• Exercise goal
A complete, exact copy of the records below is the required result.

• Data to examine
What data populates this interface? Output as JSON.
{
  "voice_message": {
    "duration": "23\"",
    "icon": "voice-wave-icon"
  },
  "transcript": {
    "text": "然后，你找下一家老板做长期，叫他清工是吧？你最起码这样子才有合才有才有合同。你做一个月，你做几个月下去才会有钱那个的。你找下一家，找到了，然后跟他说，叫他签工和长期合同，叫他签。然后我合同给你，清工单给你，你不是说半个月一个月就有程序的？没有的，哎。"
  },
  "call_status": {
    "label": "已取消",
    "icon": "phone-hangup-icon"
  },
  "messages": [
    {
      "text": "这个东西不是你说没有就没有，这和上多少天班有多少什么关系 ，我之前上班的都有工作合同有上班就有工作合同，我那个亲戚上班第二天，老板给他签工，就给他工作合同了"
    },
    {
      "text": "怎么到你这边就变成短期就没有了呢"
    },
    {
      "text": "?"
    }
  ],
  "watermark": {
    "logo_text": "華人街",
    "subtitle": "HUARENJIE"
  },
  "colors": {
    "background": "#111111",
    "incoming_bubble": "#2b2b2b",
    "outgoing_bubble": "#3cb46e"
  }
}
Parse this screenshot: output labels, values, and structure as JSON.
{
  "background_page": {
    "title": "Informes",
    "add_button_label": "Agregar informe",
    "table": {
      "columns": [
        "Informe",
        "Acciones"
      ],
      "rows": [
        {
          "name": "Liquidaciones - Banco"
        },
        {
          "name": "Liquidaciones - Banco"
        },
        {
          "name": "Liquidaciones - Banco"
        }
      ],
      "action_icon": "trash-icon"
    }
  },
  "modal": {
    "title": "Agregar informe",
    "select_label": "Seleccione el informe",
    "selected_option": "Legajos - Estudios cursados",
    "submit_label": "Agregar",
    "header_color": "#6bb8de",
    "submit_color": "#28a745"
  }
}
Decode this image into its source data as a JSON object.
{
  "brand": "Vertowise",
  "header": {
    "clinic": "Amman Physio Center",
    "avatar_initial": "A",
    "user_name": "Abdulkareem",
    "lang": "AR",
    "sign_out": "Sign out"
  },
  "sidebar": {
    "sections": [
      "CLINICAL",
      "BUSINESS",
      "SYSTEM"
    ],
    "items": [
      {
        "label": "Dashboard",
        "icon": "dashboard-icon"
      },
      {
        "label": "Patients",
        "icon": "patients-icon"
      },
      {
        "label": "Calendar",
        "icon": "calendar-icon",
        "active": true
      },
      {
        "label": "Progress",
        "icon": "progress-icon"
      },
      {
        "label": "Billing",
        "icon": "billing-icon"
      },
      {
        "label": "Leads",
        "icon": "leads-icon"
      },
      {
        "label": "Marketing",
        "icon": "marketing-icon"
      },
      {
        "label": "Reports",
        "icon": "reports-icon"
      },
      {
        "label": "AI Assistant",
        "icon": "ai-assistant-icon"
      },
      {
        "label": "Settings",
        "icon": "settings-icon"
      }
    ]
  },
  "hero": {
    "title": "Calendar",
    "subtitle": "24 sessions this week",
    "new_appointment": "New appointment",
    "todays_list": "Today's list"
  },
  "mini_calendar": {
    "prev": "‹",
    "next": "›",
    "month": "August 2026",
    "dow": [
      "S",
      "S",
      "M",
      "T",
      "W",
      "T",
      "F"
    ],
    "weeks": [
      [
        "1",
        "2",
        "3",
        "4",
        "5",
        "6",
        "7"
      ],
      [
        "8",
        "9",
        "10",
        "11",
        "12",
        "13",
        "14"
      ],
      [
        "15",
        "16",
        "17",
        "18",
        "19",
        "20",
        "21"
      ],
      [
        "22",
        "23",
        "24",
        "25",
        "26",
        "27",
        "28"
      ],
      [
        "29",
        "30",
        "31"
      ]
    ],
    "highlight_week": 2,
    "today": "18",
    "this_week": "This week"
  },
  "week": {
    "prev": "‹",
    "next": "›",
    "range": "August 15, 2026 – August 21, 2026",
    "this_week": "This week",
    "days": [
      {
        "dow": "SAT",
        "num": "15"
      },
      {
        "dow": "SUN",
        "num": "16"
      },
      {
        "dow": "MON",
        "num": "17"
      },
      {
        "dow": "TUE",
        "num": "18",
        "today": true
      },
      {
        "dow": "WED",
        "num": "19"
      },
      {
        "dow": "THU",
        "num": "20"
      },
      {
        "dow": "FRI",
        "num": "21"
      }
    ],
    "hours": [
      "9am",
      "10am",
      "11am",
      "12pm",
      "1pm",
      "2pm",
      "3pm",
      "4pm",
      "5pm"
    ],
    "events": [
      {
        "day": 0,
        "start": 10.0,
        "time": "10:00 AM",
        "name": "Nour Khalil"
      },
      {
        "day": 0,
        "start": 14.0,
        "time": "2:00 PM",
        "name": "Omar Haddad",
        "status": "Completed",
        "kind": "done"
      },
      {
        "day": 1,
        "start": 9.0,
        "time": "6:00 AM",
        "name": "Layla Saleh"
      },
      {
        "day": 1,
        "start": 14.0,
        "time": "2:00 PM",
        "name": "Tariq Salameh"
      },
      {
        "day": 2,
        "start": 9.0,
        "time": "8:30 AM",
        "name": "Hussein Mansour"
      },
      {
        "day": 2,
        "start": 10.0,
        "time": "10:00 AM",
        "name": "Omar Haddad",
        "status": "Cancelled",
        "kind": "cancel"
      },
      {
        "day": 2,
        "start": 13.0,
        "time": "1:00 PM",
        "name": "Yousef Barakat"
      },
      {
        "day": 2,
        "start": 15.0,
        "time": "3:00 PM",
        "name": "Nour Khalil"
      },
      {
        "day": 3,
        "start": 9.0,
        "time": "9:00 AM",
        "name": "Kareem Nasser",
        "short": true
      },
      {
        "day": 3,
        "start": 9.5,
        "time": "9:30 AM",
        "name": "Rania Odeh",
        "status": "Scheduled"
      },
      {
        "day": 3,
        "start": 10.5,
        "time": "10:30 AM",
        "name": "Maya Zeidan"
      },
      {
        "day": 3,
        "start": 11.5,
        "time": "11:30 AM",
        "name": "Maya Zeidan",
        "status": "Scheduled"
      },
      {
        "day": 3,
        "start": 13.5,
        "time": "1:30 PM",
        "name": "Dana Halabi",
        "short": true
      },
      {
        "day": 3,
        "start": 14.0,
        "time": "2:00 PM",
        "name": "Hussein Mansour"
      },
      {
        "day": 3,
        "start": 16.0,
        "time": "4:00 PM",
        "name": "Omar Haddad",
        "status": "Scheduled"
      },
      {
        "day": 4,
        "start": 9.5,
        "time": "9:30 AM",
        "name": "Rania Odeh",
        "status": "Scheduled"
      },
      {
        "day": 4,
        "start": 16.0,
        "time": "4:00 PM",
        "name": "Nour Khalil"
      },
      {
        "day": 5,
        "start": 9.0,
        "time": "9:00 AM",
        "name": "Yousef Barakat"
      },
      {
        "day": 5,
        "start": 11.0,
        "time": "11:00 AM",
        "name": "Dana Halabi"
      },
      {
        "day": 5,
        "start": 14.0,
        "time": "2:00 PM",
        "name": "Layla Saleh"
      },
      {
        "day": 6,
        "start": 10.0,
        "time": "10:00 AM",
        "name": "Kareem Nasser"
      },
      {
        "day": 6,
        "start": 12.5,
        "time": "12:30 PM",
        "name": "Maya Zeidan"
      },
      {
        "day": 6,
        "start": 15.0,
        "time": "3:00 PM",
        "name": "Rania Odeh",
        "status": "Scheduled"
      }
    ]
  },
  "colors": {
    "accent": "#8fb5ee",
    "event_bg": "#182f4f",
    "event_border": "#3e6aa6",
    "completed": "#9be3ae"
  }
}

• The completed task
What data populates this interface? Output as JSON.
{
  "voice_message": {
    "duration": "23\"",
    "icon": "voice-wave-icon"
  },
  "transcript": {
    "text": "然后，你找下一家老板做长期，叫他清工是吧？你最起码这样子才有合才有才有合同。你做一个月，你做几个月下去才会有钱那个的。你找下一家，找到了，然后跟他说，叫他签工和长期合同，叫他签。然后我合同给你，清工单给你，你不是说半个月一个月就有程序的？没有的，哎。"
  },
  "call_status": {
    "label": "已取消",
    "icon": "phone-hangup-icon"
  },
  "messages": [
    {
      "text": "这个东西不是你说没有就没有，这和上多少天班有多少什么关系 ，我之前上班的都有工作合同有上班就有工作合同，我那个亲戚上班第二天，老板给他签工，就给他工作合同了"
    },
    {
      "text": "怎么到你这边就变成短期就没有了呢"
    },
    {
      "text": "?"
    }
  ],
  "watermark": {
    "logo_text": "華人街",
    "subtitle": "HUARENJIE"
  },
  "colors": {
    "background": "#111111",
    "incoming_bubble": "#2b2b2b",
    "outgoing_bubble": "#3cb46e"
  }
}
Parse this screenshot: output labels, values, and structure as JSON.
{
  "background_page": {
    "title": "Informes",
    "add_button_label": "Agregar informe",
    "table": {
      "columns": [
        "Informe",
        "Acciones"
      ],
      "rows": [
        {
          "name": "Liquidaciones - Banco"
        },
        {
          "name": "Liquidaciones - Banco"
        },
        {
          "name": "Liquidaciones - Banco"
        }
      ],
      "action_icon": "trash-icon"
    }
  },
  "modal": {
    "title": "Agregar informe",
    "select_label": "Seleccione el informe",
    "selected_option": "Legajos - Estudios cursados",
    "submit_label": "Agregar",
    "header_color": "#6bb8de",
    "submit_color": "#28a745"
  }
}
Decode this image into its source data as a JSON object.
{
  "brand": "Vertowise",
  "header": {
    "clinic": "Amman Physio Center",
    "avatar_initial": "A",
    "user_name": "Abdulkareem",
    "lang": "AR",
    "sign_out": "Sign out"
  },
  "sidebar": {
    "sections": [
      "CLINICAL",
      "BUSINESS",
      "SYSTEM"
    ],
    "items": [
      {
        "label": "Dashboard",
        "icon": "dashboard-icon"
      },
      {
        "label": "Patients",
        "icon": "patients-icon"
      },
      {
        "label": "Calendar",
        "icon": "calendar-icon",
        "active": true
      },
      {
        "label": "Progress",
        "icon": "progress-icon"
      },
      {
        "label": "Billing",
        "icon": "billing-icon"
      },
      {
        "label": "Leads",
        "icon": "leads-icon"
      },
      {
        "label": "Marketing",
        "icon": "marketing-icon"
      },
      {
        "label": "Reports",
        "icon": "reports-icon"
      },
      {
        "label": "AI Assistant",
        "icon": "ai-assistant-icon"
      },
      {
        "label": "Settings",
        "icon": "settings-icon"
      }
    ]
  },
  "hero": {
    "title": "Calendar",
    "subtitle": "24 sessions this week",
    "new_appointment": "New appointment",
    "todays_list": "Today's list"
  },
  "mini_calendar": {
    "prev": "‹",
    "next": "›",
    "month": "August 2026",
    "dow": [
      "S",
      "S",
      "M",
      "T",
      "W",
      "T",
      "F"
    ],
    "weeks": [
      [
        "1",
        "2",
        "3",
        "4",
        "5",
        "6",
        "7"
      ],
      [
        "8",
        "9",
        "10",
        "11",
        "12",
        "13",
        "14"
      ],
      [
        "15",
        "16",
        "17",
        "18",
        "19",
        "20",
        "21"
      ],
      [
        "22",
        "23",
        "24",
        "25",
        "26",
        "27",
        "28"
      ],
      [
        "29",
        "30",
        "31"
      ]
    ],
    "highlight_week": 2,
    "today": "18",
    "this_week": "This week"
  },
  "week": {
    "prev": "‹",
    "next": "›",
    "range": "August 15, 2026 – August 21, 2026",
    "this_week": "This week",
    "days": [
      {
        "dow": "SAT",
        "num": "15"
      },
      {
        "dow": "SUN",
        "num": "16"
      },
      {
        "dow": "MON",
        "num": "17"
      },
      {
        "dow": "TUE",
        "num": "18",
        "today": true
      },
      {
        "dow": "WED",
        "num": "19"
      },
      {
        "dow": "THU",
        "num": "20"
      },
      {
        "dow": "FRI",
        "num": "21"
      }
    ],
    "hours": [
      "9am",
      "10am",
      "11am",
      "12pm",
      "1pm",
      "2pm",
      "3pm",
      "4pm",
      "5pm"
    ],
    "events": [
      {
        "day": 0,
        "start": 10.0,
        "time": "10:00 AM",
        "name": "Nour Khalil"
      },
      {
        "day": 0,
        "start": 14.0,
        "time": "2:00 PM",
        "name": "Omar Haddad",
        "status": "Completed",
        "kind": "done"
      },
      {
        "day": 1,
        "start": 9.0,
        "time": "6:00 AM",
        "name": "Layla Saleh"
      },
      {
        "day": 1,
        "start": 14.0,
        "time": "2:00 PM",
        "name": "Tariq Salameh"
      },
      {
        "day": 2,
        "start": 9.0,
        "time": "8:30 AM",
        "name": "Hussein Mansour"
      },
      {
        "day": 2,
        "start": 10.0,
        "time": "10:00 AM",
        "name": "Omar Haddad",
        "status": "Cancelled",
        "kind": "cancel"
      },
      {
        "day": 2,
        "start": 13.0,
        "time": "1:00 PM",
        "name": "Yousef Barakat"
      },
      {
        "day": 2,
        "start": 15.0,
        "time": "3:00 PM",
        "name": "Nour Khalil"
      },
      {
        "day": 3,
        "start": 9.0,
        "time": "9:00 AM",
        "name": "Kareem Nasser",
        "short": true
      },
      {
        "day": 3,
        "start": 9.5,
        "time": "9:30 AM",
        "name": "Rania Odeh",
        "status": "Scheduled"
      },
      {
        "day": 3,
        "start": 10.5,
        "time": "10:30 AM",
        "name": "Maya Zeidan"
      },
      {
        "day": 3,
        "start": 11.5,
        "time": "11:30 AM",
        "name": "Maya Zeidan",
        "status": "Scheduled"
      },
      {
        "day": 3,
        "start": 13.5,
        "time": "1:30 PM",
        "name": "Dana Halabi",
        "short": true
      },
      {
        "day": 3,
        "start": 14.0,
        "time": "2:00 PM",
        "name": "Hussein Mansour"
      },
      {
        "day": 3,
        "start": 16.0,
        "time": "4:00 PM",
        "name": "Omar Haddad",
        "status": "Scheduled"
      },
      {
        "day": 4,
        "start": 9.5,
        "time": "9:30 AM",
        "name": "Rania Odeh",
        "status": "Scheduled"
      },
      {
        "day": 4,
        "start": 16.0,
        "time": "4:00 PM",
        "name": "Nour Khalil"
      },
      {
        "day": 5,
        "start": 9.0,
        "time": "9:00 AM",
        "name": "Yousef Barakat"
      },
      {
        "day": 5,
        "start": 11.0,
        "time": "11:00 AM",
        "name": "Dana Halabi"
      },
      {
        "day": 5,
        "start": 14.0,
        "time": "2:00 PM",
        "name": "Layla Saleh"
      },
      {
        "day": 6,
        "start": 10.0,
        "time": "10:00 AM",
        "name": "Kareem Nasser"
      },
      {
        "day": 6,
        "start": 12.5,
        "time": "12:30 PM",
        "name": "Maya Zeidan"
      },
      {
        "day": 6,
        "start": 15.0,
        "time": "3:00 PM",
        "name": "Rania Odeh",
        "status": "Scheduled"
      }
    ]
  },
  "colors": {
    "accent": "#8fb5ee",
    "event_bg": "#182f4f",
    "event_border": "#3e6aa6",
    "completed": "#9be3ae"
  }
}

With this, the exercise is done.